- **RECORDED INFORMATION**
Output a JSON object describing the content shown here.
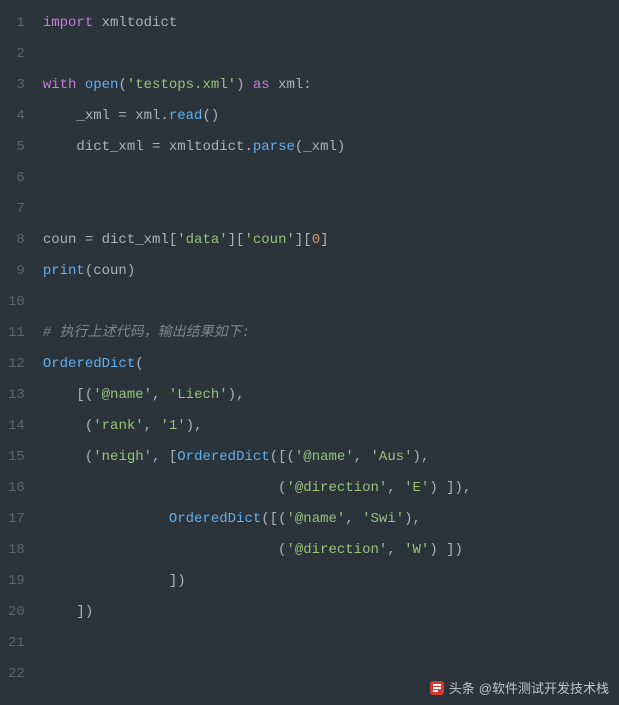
{
  "editor": {
    "lineNumbers": [
      "1",
      "2",
      "3",
      "4",
      "5",
      "6",
      "7",
      "8",
      "9",
      "10",
      "11",
      "12",
      "13",
      "14",
      "15",
      "16",
      "17",
      "18",
      "19",
      "20",
      "21",
      "22"
    ],
    "code": {
      "line1": {
        "t1": "import",
        "t2": " xmltodict"
      },
      "line2": {
        "t1": ""
      },
      "line3": {
        "t1": "with",
        "t2": " ",
        "t3": "open",
        "t4": "(",
        "t5": "'testops.xml'",
        "t6": ")",
        "t7": " ",
        "t8": "as",
        "t9": " xml:"
      },
      "line4": {
        "t1": "    _xml = xml.",
        "t2": "read",
        "t3": "()"
      },
      "line5": {
        "t1": "    dict_xml = xmltodict.",
        "t2": "parse",
        "t3": "(_xml)"
      },
      "line6": {
        "t1": ""
      },
      "line7": {
        "t1": ""
      },
      "line8": {
        "t1": "coun = dict_xml[",
        "t2": "'data'",
        "t3": "][",
        "t4": "'coun'",
        "t5": "][",
        "t6": "0",
        "t7": "]"
      },
      "line9": {
        "t1": "print",
        "t2": "(coun)"
      },
      "line10": {
        "t1": ""
      },
      "line11": {
        "t1": "# 执行上述代码，输出结果如下:"
      },
      "line12": {
        "t1": "OrderedDict",
        "t2": "("
      },
      "line13": {
        "t1": "    [(",
        "t2": "'@name'",
        "t3": ", ",
        "t4": "'Liech'",
        "t5": "),"
      },
      "line14": {
        "t1": "     (",
        "t2": "'rank'",
        "t3": ", ",
        "t4": "'1'",
        "t5": "),"
      },
      "line15": {
        "t1": "     (",
        "t2": "'neigh'",
        "t3": ", [",
        "t4": "OrderedDict",
        "t5": "([(",
        "t6": "'@name'",
        "t7": ", ",
        "t8": "'Aus'",
        "t9": "),"
      },
      "line16": {
        "t1": "                            (",
        "t2": "'@direction'",
        "t3": ", ",
        "t4": "'E'",
        "t5": ") ]),"
      },
      "line17": {
        "t1": "               ",
        "t2": "OrderedDict",
        "t3": "([(",
        "t4": "'@name'",
        "t5": ", ",
        "t6": "'Swi'",
        "t7": "),"
      },
      "line18": {
        "t1": "                            (",
        "t2": "'@direction'",
        "t3": ", ",
        "t4": "'W'",
        "t5": ") ])"
      },
      "line19": {
        "t1": "               ])"
      },
      "line20": {
        "t1": "    ])"
      },
      "line21": {
        "t1": ""
      },
      "line22": {
        "t1": ""
      }
    }
  },
  "watermark": {
    "prefix": "头条",
    "handle": "@软件测试开发技术栈"
  }
}
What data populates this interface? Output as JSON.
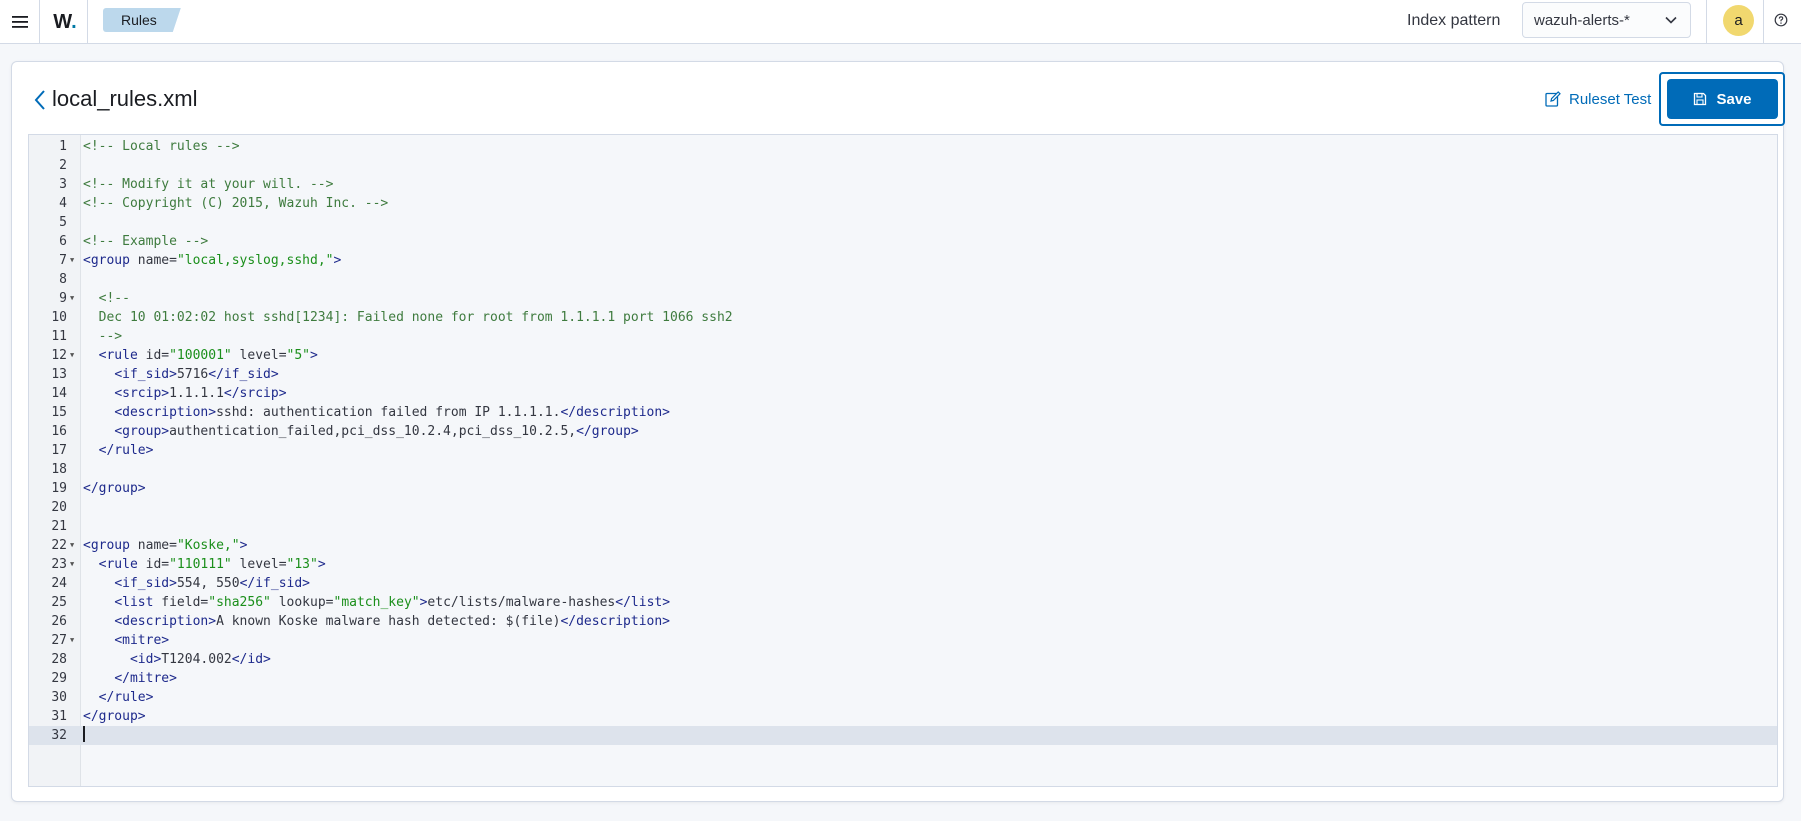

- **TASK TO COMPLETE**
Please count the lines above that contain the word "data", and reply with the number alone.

- **WRITTEN ANSWER**
2